# [Task instructions]
Pick every line from the data that holds the word "Merchant".

Excerpts from an interface dataset:
────────────────

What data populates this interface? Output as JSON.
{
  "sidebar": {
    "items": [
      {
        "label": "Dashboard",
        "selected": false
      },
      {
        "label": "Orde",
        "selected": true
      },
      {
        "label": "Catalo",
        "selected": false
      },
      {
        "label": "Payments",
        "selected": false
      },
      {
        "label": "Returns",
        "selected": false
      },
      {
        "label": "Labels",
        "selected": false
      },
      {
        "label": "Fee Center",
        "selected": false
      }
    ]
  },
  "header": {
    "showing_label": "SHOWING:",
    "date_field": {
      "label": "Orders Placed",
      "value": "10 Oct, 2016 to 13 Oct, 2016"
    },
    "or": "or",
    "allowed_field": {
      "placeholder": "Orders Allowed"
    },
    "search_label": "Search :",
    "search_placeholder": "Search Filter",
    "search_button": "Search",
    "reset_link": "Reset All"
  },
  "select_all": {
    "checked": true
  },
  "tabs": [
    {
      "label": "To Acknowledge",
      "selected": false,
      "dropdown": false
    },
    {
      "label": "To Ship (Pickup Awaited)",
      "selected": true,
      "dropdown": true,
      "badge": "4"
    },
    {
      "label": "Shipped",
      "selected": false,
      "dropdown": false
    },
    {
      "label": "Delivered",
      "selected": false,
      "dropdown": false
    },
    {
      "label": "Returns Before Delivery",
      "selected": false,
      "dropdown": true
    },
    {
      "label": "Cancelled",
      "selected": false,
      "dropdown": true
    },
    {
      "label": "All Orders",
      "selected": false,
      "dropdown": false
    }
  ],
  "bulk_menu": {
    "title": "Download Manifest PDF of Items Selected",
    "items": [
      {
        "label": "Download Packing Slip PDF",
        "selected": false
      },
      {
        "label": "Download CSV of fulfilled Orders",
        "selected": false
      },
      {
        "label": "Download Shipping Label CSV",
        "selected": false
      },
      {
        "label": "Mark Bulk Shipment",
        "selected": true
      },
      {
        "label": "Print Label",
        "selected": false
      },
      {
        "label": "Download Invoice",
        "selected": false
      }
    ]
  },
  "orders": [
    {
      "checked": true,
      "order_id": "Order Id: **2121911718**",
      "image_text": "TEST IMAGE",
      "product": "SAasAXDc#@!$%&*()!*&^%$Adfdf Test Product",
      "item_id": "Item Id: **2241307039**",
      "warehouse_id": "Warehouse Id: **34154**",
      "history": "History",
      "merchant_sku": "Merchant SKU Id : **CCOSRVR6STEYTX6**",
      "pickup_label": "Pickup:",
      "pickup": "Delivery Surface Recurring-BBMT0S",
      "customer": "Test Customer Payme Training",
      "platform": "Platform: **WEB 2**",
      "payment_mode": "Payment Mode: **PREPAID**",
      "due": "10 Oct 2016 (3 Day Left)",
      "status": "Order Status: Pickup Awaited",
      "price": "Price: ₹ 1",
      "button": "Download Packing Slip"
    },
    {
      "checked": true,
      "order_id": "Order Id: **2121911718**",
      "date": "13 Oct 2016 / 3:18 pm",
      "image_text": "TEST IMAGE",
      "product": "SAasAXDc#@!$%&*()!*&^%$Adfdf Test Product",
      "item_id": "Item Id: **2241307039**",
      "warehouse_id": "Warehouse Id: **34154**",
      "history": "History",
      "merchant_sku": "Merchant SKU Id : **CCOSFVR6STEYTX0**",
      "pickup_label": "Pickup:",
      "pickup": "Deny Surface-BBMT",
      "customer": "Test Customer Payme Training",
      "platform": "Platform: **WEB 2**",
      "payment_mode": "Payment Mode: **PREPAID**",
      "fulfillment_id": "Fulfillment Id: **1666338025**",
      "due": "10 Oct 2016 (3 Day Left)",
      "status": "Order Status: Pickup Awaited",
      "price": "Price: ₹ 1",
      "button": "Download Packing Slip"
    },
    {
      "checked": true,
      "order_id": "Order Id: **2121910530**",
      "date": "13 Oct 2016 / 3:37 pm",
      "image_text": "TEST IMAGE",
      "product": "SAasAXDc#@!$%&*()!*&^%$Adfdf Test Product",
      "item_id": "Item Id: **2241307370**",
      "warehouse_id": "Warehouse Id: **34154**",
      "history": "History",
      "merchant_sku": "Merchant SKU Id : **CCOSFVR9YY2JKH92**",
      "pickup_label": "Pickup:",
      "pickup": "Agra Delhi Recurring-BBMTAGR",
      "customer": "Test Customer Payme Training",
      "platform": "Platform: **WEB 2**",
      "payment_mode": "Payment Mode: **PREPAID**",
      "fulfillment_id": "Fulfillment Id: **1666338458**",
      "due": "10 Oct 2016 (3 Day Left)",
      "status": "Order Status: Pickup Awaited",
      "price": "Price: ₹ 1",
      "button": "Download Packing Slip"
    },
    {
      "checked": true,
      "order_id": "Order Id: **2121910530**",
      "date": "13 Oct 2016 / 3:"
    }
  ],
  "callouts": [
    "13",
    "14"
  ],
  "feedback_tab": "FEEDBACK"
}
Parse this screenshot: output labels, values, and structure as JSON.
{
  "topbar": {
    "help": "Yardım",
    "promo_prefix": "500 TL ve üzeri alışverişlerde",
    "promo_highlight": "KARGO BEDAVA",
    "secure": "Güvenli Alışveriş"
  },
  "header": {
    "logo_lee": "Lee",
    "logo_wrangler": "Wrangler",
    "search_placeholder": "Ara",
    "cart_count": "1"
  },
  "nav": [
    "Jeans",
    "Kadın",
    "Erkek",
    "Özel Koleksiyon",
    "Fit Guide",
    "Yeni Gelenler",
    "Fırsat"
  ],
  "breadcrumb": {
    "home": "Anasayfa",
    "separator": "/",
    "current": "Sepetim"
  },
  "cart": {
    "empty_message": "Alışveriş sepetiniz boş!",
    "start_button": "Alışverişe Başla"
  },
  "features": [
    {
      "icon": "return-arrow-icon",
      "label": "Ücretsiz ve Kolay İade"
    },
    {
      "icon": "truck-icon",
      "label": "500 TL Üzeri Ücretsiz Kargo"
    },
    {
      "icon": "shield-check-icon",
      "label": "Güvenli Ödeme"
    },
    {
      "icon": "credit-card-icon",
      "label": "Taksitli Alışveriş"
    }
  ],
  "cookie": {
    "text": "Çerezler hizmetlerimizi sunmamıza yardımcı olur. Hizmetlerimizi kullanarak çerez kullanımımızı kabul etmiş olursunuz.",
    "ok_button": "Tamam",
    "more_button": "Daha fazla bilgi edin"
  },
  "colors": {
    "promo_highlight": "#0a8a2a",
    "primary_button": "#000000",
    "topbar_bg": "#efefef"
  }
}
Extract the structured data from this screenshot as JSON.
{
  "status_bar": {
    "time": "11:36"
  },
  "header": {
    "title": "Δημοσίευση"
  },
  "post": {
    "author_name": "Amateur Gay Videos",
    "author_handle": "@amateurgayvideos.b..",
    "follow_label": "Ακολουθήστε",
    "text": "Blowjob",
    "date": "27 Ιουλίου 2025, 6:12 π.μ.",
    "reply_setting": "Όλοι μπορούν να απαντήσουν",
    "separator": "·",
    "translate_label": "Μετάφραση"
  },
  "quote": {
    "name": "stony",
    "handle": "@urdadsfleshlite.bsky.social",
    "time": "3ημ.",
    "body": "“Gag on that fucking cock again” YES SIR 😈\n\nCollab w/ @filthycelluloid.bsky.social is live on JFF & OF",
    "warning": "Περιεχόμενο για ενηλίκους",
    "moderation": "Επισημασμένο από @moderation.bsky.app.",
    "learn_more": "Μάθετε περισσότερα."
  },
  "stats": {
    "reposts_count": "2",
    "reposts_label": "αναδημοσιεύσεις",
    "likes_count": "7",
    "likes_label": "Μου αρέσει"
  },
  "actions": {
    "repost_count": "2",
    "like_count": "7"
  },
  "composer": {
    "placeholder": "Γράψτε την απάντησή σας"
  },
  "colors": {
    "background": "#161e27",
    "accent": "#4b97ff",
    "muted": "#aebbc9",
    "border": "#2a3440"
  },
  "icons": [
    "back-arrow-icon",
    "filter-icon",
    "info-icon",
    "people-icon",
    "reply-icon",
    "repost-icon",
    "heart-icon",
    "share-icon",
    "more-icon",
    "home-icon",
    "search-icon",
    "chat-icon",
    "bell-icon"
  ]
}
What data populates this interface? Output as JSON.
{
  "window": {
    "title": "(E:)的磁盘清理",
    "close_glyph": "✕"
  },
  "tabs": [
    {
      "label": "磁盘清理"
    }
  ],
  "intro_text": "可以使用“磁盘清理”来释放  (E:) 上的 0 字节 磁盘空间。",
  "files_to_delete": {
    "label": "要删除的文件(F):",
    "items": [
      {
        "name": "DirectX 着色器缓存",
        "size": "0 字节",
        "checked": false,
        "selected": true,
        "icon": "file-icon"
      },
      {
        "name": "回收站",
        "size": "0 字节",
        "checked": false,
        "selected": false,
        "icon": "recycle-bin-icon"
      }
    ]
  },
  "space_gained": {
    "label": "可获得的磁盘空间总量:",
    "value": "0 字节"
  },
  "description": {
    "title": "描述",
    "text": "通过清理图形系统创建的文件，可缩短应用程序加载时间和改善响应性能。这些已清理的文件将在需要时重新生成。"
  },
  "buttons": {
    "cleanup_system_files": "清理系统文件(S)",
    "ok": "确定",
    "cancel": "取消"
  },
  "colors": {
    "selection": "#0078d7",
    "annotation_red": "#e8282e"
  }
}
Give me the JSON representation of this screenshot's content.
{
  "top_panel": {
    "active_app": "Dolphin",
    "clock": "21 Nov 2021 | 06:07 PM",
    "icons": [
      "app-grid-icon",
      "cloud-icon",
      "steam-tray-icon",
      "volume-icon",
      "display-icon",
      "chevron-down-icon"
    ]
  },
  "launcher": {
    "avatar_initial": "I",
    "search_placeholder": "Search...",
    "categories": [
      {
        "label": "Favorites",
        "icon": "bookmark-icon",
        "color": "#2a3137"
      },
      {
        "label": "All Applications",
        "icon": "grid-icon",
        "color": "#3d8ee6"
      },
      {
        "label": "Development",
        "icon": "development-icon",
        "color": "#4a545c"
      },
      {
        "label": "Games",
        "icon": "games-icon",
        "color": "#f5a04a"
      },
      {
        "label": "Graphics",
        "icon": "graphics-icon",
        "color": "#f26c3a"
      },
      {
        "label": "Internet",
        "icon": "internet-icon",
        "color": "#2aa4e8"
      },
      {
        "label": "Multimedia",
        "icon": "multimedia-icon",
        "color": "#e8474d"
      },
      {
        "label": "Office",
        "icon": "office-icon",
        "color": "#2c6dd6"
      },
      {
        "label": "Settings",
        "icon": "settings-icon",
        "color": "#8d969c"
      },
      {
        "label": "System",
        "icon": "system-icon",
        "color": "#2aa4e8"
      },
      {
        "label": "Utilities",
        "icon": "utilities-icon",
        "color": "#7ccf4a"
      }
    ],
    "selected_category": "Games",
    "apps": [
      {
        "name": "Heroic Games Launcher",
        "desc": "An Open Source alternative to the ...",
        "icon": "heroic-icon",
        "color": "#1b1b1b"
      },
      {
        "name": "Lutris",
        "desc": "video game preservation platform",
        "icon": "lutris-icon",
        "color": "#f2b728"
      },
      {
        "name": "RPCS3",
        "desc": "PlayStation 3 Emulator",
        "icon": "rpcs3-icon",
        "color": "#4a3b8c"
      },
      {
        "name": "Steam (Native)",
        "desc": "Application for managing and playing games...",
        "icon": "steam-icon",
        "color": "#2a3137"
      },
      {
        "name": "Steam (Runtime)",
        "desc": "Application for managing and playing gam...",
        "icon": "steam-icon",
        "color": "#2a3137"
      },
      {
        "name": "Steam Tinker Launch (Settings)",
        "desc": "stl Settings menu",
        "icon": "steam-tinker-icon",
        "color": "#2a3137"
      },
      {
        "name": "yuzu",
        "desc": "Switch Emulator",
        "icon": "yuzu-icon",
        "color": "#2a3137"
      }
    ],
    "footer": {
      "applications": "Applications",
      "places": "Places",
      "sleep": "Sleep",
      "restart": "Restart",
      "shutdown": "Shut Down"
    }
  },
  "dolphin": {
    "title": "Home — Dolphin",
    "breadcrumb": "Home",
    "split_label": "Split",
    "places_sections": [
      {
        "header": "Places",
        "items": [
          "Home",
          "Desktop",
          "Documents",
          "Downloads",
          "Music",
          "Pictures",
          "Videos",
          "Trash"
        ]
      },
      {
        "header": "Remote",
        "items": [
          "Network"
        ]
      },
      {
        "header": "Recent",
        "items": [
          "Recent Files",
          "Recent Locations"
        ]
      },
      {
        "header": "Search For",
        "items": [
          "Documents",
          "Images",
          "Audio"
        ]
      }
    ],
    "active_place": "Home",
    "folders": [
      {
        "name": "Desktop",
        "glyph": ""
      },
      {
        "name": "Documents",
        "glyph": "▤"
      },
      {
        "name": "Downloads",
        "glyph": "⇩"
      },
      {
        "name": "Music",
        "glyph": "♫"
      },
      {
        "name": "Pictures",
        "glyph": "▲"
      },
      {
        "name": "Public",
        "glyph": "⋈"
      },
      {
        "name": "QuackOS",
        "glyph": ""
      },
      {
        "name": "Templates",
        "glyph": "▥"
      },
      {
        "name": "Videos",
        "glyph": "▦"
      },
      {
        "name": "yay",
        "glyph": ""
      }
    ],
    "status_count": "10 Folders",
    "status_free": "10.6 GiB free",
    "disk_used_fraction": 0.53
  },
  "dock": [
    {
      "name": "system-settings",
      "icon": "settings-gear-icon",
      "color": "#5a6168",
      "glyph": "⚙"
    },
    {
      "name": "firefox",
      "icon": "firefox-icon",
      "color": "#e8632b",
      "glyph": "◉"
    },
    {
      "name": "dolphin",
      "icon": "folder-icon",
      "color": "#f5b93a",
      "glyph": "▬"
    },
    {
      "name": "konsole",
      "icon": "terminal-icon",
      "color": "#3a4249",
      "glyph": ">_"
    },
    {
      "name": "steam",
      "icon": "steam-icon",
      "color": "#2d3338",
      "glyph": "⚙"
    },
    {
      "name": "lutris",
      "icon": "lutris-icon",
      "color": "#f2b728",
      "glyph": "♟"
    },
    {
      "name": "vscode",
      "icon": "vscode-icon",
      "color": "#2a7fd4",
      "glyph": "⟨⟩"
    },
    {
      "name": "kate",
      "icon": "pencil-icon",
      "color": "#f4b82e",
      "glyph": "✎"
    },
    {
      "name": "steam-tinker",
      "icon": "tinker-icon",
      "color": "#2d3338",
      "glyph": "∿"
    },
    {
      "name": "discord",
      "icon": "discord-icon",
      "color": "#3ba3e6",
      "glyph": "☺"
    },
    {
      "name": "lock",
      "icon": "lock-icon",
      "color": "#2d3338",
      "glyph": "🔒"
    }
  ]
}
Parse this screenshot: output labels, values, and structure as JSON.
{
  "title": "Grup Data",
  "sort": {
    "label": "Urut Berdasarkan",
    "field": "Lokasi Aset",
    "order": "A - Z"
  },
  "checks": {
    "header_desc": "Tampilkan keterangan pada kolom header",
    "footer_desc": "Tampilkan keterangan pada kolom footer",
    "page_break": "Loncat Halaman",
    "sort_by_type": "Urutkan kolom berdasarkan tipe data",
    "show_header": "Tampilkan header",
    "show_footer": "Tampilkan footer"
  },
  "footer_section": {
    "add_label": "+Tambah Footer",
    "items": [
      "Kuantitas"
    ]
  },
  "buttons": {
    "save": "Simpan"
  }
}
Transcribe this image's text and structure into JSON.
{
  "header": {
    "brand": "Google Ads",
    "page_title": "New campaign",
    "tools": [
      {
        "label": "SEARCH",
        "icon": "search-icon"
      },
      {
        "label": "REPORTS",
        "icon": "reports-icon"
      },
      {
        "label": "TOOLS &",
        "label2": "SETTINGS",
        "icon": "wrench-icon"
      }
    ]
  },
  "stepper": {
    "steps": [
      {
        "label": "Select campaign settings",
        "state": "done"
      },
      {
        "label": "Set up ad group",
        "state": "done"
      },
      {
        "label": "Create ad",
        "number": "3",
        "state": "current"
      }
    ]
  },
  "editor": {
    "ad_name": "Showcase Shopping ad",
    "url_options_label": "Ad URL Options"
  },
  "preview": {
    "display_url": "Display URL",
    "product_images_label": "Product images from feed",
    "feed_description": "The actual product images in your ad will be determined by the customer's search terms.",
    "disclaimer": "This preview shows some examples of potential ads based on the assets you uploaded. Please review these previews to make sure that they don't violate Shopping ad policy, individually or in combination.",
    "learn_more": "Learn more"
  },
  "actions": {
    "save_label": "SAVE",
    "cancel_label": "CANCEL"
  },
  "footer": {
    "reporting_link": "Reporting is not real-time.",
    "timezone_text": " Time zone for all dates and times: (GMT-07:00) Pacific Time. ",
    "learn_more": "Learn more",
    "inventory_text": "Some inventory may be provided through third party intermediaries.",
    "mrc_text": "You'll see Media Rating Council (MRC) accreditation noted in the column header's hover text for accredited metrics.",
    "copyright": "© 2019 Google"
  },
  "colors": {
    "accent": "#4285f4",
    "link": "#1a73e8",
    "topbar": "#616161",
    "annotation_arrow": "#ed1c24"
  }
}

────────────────

# [Output of the exercise]
      "merchant_sku": "Merchant SKU Id : **CCOSRVR6STEYTX6**",
      "merchant_sku": "Merchant SKU Id : **CCOSFVR6STEYTX0**",
      "merchant_sku": "Merchant SKU Id : **CCOSFVR9YY2JKH92**",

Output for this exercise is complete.